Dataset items
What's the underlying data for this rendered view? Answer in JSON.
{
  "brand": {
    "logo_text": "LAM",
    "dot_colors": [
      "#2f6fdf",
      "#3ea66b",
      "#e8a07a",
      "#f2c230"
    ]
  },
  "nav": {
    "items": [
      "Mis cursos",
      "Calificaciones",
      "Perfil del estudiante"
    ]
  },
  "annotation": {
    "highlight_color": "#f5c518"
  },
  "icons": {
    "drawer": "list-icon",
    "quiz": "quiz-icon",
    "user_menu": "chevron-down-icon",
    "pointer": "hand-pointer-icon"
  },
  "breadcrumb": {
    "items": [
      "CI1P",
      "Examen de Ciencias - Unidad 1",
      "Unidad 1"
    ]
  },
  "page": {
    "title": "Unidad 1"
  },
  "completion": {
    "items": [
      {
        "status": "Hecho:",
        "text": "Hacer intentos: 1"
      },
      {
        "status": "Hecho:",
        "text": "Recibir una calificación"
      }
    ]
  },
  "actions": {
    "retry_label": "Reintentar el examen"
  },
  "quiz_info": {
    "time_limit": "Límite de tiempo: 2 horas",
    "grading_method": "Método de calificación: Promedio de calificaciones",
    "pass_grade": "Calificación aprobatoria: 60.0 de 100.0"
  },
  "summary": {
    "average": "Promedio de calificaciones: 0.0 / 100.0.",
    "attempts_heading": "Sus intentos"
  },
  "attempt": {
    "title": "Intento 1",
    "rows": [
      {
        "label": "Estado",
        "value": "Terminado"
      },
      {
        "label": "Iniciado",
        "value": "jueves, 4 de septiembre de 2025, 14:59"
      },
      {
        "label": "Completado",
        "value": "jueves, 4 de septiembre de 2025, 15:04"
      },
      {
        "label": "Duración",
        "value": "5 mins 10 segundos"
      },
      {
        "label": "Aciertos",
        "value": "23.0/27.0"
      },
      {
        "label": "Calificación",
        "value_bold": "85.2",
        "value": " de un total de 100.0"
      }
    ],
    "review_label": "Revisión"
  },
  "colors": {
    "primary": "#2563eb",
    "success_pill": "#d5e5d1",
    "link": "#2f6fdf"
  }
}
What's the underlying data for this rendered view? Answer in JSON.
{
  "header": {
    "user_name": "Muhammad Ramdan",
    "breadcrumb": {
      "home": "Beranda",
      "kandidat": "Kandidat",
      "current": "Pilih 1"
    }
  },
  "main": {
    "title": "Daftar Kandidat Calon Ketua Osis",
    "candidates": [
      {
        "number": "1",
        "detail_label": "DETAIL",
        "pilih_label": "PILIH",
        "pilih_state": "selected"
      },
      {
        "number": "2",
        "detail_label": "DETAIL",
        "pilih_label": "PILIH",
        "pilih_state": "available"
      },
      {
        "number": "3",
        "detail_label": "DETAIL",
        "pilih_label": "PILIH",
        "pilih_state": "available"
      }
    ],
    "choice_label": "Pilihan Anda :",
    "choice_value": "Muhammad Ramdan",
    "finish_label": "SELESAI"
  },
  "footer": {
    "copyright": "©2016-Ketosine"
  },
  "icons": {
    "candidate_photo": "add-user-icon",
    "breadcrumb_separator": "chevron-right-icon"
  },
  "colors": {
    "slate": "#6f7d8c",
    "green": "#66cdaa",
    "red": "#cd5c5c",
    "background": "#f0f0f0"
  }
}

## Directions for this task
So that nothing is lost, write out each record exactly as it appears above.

## Completed exercise
What's the underlying data for this rendered view? Answer in JSON.
{
  "brand": {
    "logo_text": "LAM",
    "dot_colors": [
      "#2f6fdf",
      "#3ea66b",
      "#e8a07a",
      "#f2c230"
    ]
  },
  "nav": {
    "items": [
      "Mis cursos",
      "Calificaciones",
      "Perfil del estudiante"
    ]
  },
  "annotation": {
    "highlight_color": "#f5c518"
  },
  "icons": {
    "drawer": "list-icon",
    "quiz": "quiz-icon",
    "user_menu": "chevron-down-icon",
    "pointer": "hand-pointer-icon"
  },
  "breadcrumb": {
    "items": [
      "CI1P",
      "Examen de Ciencias - Unidad 1",
      "Unidad 1"
    ]
  },
  "page": {
    "title": "Unidad 1"
  },
  "completion": {
    "items": [
      {
        "status": "Hecho:",
        "text": "Hacer intentos: 1"
      },
      {
        "status": "Hecho:",
        "text": "Recibir una calificación"
      }
    ]
  },
  "actions": {
    "retry_label": "Reintentar el examen"
  },
  "quiz_info": {
    "time_limit": "Límite de tiempo: 2 horas",
    "grading_method": "Método de calificación: Promedio de calificaciones",
    "pass_grade": "Calificación aprobatoria: 60.0 de 100.0"
  },
  "summary": {
    "average": "Promedio de calificaciones: 0.0 / 100.0.",
    "attempts_heading": "Sus intentos"
  },
  "attempt": {
    "title": "Intento 1",
    "rows": [
      {
        "label": "Estado",
        "value": "Terminado"
      },
      {
        "label": "Iniciado",
        "value": "jueves, 4 de septiembre de 2025, 14:59"
      },
      {
        "label": "Completado",
        "value": "jueves, 4 de septiembre de 2025, 15:04"
      },
      {
        "label": "Duración",
        "value": "5 mins 10 segundos"
      },
      {
        "label": "Aciertos",
        "value": "23.0/27.0"
      },
      {
        "label": "Calificación",
        "value_bold": "85.2",
        "value": " de un total de 100.0"
      }
    ],
    "review_label": "Revisión"
  },
  "colors": {
    "primary": "#2563eb",
    "success_pill": "#d5e5d1",
    "link": "#2f6fdf"
  }
}
What's the underlying data for this rendered view? Answer in JSON.
{
  "header": {
    "user_name": "Muhammad Ramdan",
    "breadcrumb": {
      "home": "Beranda",
      "kandidat": "Kandidat",
      "current": "Pilih 1"
    }
  },
  "main": {
    "title": "Daftar Kandidat Calon Ketua Osis",
    "candidates": [
      {
        "number": "1",
        "detail_label": "DETAIL",
        "pilih_label": "PILIH",
        "pilih_state": "selected"
      },
      {
        "number": "2",
        "detail_label": "DETAIL",
        "pilih_label": "PILIH",
        "pilih_state": "available"
      },
      {
        "number": "3",
        "detail_label": "DETAIL",
        "pilih_label": "PILIH",
        "pilih_state": "available"
      }
    ],
    "choice_label": "Pilihan Anda :",
    "choice_value": "Muhammad Ramdan",
    "finish_label": "SELESAI"
  },
  "footer": {
    "copyright": "©2016-Ketosine"
  },
  "icons": {
    "candidate_photo": "add-user-icon",
    "breadcrumb_separator": "chevron-right-icon"
  },
  "colors": {
    "slate": "#6f7d8c",
    "green": "#66cdaa",
    "red": "#cd5c5c",
    "background": "#f0f0f0"
  }
}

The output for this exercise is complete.